OSS Watch promotes awareness and understanding of the legal, social, technical and economic issues that arise when educational institutions engage with free and open source software. It does this by providing free and unbiased advice and guidance to UK higher and further education.
The purpose of this study is to evaluate the usage of inbound MTAs in ac.uk domains, and the results will be published under a Creative Commons Attribution-ShareAlike licence.
The methodology of the study is the following: A telnet session is opened to port 25 of every surveyed inbound email server in ac.uk domains, and “help” and “quit” commands are issued. Then, if possible, the MTA running in the server is identified from the output of the telnet session.
The information collected from the server is available to any person with an internet connection and an open SMTP port. It is acquired using standard protocols and is freely provided by the server as part of its normal functionality.
For this study, each server needs to be accessed only once, and if it were to become periodic, this would mean no more than 1 access every month per server under normal circumstances. Thus, we believe that the impact in the work load of the studied servers is negligible.
However, if for some reason you object to these data being gathered from your domain, please let us know and your domain will be removed from future surveys.

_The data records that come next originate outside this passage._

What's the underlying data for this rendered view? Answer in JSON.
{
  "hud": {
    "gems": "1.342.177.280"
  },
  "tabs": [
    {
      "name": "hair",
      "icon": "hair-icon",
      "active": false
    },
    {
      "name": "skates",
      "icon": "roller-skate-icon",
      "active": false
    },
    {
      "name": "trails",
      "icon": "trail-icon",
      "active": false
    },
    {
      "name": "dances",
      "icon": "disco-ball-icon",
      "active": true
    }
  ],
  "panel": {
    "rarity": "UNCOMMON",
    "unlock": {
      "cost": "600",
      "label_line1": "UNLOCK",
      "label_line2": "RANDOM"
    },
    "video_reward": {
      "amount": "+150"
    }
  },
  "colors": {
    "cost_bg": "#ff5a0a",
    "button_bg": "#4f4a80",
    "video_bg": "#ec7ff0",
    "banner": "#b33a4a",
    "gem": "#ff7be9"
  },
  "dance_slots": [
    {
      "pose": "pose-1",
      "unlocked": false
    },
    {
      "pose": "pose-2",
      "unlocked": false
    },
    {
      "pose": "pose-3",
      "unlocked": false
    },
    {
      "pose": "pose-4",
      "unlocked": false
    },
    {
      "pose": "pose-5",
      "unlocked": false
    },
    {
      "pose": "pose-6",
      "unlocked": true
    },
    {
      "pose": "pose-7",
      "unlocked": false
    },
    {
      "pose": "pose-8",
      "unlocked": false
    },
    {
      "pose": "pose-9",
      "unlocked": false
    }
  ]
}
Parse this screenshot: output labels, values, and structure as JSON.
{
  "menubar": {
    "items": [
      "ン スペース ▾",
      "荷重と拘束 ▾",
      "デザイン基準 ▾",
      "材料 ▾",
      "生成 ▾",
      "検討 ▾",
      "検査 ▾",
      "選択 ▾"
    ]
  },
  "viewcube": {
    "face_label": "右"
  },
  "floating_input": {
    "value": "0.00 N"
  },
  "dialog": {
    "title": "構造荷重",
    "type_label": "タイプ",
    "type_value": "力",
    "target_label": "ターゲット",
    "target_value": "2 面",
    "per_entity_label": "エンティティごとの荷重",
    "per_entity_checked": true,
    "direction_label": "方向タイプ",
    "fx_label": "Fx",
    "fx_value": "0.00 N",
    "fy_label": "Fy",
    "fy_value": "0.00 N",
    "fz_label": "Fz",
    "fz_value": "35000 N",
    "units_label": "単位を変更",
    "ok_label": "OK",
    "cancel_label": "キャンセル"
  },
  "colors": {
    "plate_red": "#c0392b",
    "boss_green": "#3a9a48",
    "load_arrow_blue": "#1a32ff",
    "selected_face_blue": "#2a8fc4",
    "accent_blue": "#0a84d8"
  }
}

Ramon Casero firstname.lastname@example.org.
OSS Watch Development Officer.